» Component data from apps and pages:

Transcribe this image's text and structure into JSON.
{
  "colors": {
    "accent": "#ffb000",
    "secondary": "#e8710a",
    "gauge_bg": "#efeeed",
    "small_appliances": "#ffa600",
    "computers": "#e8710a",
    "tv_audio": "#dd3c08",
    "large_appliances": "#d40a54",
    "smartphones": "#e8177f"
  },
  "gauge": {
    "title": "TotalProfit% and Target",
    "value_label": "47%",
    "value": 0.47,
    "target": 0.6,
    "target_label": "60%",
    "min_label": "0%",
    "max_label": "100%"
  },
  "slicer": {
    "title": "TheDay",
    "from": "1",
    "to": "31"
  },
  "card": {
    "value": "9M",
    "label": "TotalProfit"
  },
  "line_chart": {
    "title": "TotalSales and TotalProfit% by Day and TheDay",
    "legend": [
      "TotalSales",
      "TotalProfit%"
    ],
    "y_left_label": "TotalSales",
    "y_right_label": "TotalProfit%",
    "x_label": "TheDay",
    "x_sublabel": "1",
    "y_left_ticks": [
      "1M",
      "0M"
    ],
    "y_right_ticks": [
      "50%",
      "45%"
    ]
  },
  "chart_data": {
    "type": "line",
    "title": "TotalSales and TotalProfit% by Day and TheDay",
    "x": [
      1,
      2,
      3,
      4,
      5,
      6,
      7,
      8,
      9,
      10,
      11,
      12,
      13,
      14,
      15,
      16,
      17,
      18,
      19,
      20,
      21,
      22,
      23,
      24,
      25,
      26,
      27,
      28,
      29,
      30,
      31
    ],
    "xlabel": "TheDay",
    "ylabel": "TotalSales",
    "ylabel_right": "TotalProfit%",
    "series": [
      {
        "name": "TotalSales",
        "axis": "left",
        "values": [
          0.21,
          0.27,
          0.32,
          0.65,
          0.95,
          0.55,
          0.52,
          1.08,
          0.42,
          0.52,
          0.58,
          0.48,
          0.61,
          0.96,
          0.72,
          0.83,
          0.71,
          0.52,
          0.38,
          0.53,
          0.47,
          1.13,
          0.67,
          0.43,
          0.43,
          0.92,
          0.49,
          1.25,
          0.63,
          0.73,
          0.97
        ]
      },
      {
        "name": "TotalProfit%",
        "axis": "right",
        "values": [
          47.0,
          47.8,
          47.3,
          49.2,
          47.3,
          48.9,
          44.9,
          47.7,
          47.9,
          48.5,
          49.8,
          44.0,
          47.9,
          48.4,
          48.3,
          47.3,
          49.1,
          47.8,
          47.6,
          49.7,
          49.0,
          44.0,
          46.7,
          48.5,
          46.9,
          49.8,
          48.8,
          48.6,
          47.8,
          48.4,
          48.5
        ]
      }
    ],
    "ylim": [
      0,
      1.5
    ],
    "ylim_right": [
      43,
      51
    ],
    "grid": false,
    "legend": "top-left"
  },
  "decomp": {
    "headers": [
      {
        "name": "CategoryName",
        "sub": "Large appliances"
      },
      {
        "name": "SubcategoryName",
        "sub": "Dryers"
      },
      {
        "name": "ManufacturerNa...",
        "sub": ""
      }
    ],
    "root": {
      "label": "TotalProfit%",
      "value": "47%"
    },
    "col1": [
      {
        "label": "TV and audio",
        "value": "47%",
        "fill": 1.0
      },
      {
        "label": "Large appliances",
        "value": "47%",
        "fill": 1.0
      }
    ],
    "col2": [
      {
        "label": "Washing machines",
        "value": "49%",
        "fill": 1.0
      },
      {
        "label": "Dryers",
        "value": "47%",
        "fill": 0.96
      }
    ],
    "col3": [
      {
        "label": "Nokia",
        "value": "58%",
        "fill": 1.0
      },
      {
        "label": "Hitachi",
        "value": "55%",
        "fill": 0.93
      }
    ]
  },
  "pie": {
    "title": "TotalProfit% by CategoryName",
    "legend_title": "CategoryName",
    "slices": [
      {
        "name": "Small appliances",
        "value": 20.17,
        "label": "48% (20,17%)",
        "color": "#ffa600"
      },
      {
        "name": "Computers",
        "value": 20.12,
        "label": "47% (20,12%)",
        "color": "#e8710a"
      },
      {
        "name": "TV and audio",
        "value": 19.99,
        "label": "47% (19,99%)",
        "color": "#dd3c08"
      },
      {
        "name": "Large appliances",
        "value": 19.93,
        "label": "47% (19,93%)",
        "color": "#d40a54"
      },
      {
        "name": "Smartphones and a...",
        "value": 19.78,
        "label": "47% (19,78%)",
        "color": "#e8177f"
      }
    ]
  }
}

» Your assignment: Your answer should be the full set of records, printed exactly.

» Result of the exercise:
Transcribe this image's text and structure into JSON.
{
  "colors": {
    "accent": "#ffb000",
    "secondary": "#e8710a",
    "gauge_bg": "#efeeed",
    "small_appliances": "#ffa600",
    "computers": "#e8710a",
    "tv_audio": "#dd3c08",
    "large_appliances": "#d40a54",
    "smartphones": "#e8177f"
  },
  "gauge": {
    "title": "TotalProfit% and Target",
    "value_label": "47%",
    "value": 0.47,
    "target": 0.6,
    "target_label": "60%",
    "min_label": "0%",
    "max_label": "100%"
  },
  "slicer": {
    "title": "TheDay",
    "from": "1",
    "to": "31"
  },
  "card": {
    "value": "9M",
    "label": "TotalProfit"
  },
  "line_chart": {
    "title": "TotalSales and TotalProfit% by Day and TheDay",
    "legend": [
      "TotalSales",
      "TotalProfit%"
    ],
    "y_left_label": "TotalSales",
    "y_right_label": "TotalProfit%",
    "x_label": "TheDay",
    "x_sublabel": "1",
    "y_left_ticks": [
      "1M",
      "0M"
    ],
    "y_right_ticks": [
      "50%",
      "45%"
    ]
  },
  "chart_data": {
    "type": "line",
    "title": "TotalSales and TotalProfit% by Day and TheDay",
    "x": [
      1,
      2,
      3,
      4,
      5,
      6,
      7,
      8,
      9,
      10,
      11,
      12,
      13,
      14,
      15,
      16,
      17,
      18,
      19,
      20,
      21,
      22,
      23,
      24,
      25,
      26,
      27,
      28,
      29,
      30,
      31
    ],
    "xlabel": "TheDay",
    "ylabel": "TotalSales",
    "ylabel_right": "TotalProfit%",
    "series": [
      {
        "name": "TotalSales",
        "axis": "left",
        "values": [
          0.21,
          0.27,
          0.32,
          0.65,
          0.95,
          0.55,
          0.52,
          1.08,
          0.42,
          0.52,
          0.58,
          0.48,
          0.61,
          0.96,
          0.72,
          0.83,
          0.71,
          0.52,
          0.38,
          0.53,
          0.47,
          1.13,
          0.67,
          0.43,
          0.43,
          0.92,
          0.49,
          1.25,
          0.63,
          0.73,
          0.97
        ]
      },
      {
        "name": "TotalProfit%",
        "axis": "right",
        "values": [
          47.0,
          47.8,
          47.3,
          49.2,
          47.3,
          48.9,
          44.9,
          47.7,
          47.9,
          48.5,
          49.8,
          44.0,
          47.9,
          48.4,
          48.3,
          47.3,
          49.1,
          47.8,
          47.6,
          49.7,
          49.0,
          44.0,
          46.7,
          48.5,
          46.9,
          49.8,
          48.8,
          48.6,
          47.8,
          48.4,
          48.5
        ]
      }
    ],
    "ylim": [
      0,
      1.5
    ],
    "ylim_right": [
      43,
      51
    ],
    "grid": false,
    "legend": "top-left"
  },
  "decomp": {
    "headers": [
      {
        "name": "CategoryName",
        "sub": "Large appliances"
      },
      {
        "name": "SubcategoryName",
        "sub": "Dryers"
      },
      {
        "name": "ManufacturerNa...",
        "sub": ""
      }
    ],
    "root": {
      "label": "TotalProfit%",
      "value": "47%"
    },
    "col1": [
      {
        "label": "TV and audio",
        "value": "47%",
        "fill": 1.0
      },
      {
        "label": "Large appliances",
        "value": "47%",
        "fill": 1.0
      }
    ],
    "col2": [
      {
        "label": "Washing machines",
        "value": "49%",
        "fill": 1.0
      },
      {
        "label": "Dryers",
        "value": "47%",
        "fill": 0.96
      }
    ],
    "col3": [
      {
        "label": "Nokia",
        "value": "58%",
        "fill": 1.0
      },
      {
        "label": "Hitachi",
        "value": "55%",
        "fill": 0.93
      }
    ]
  },
  "pie": {
    "title": "TotalProfit% by CategoryName",
    "legend_title": "CategoryName",
    "slices": [
      {
        "name": "Small appliances",
        "value": 20.17,
        "label": "48% (20,17%)",
        "color": "#ffa600"
      },
      {
        "name": "Computers",
        "value": 20.12,
        "label": "47% (20,12%)",
        "color": "#e8710a"
      },
      {
        "name": "TV and audio",
        "value": 19.99,
        "label": "47% (19,99%)",
        "color": "#dd3c08"
      },
      {
        "name": "Large appliances",
        "value": 19.93,
        "label": "47% (19,93%)",
        "color": "#d40a54"
      },
      {
        "name": "Smartphones and a...",
        "value": 19.78,
        "label": "47% (19,78%)",
        "color": "#e8177f"
      }
    ]
  }
}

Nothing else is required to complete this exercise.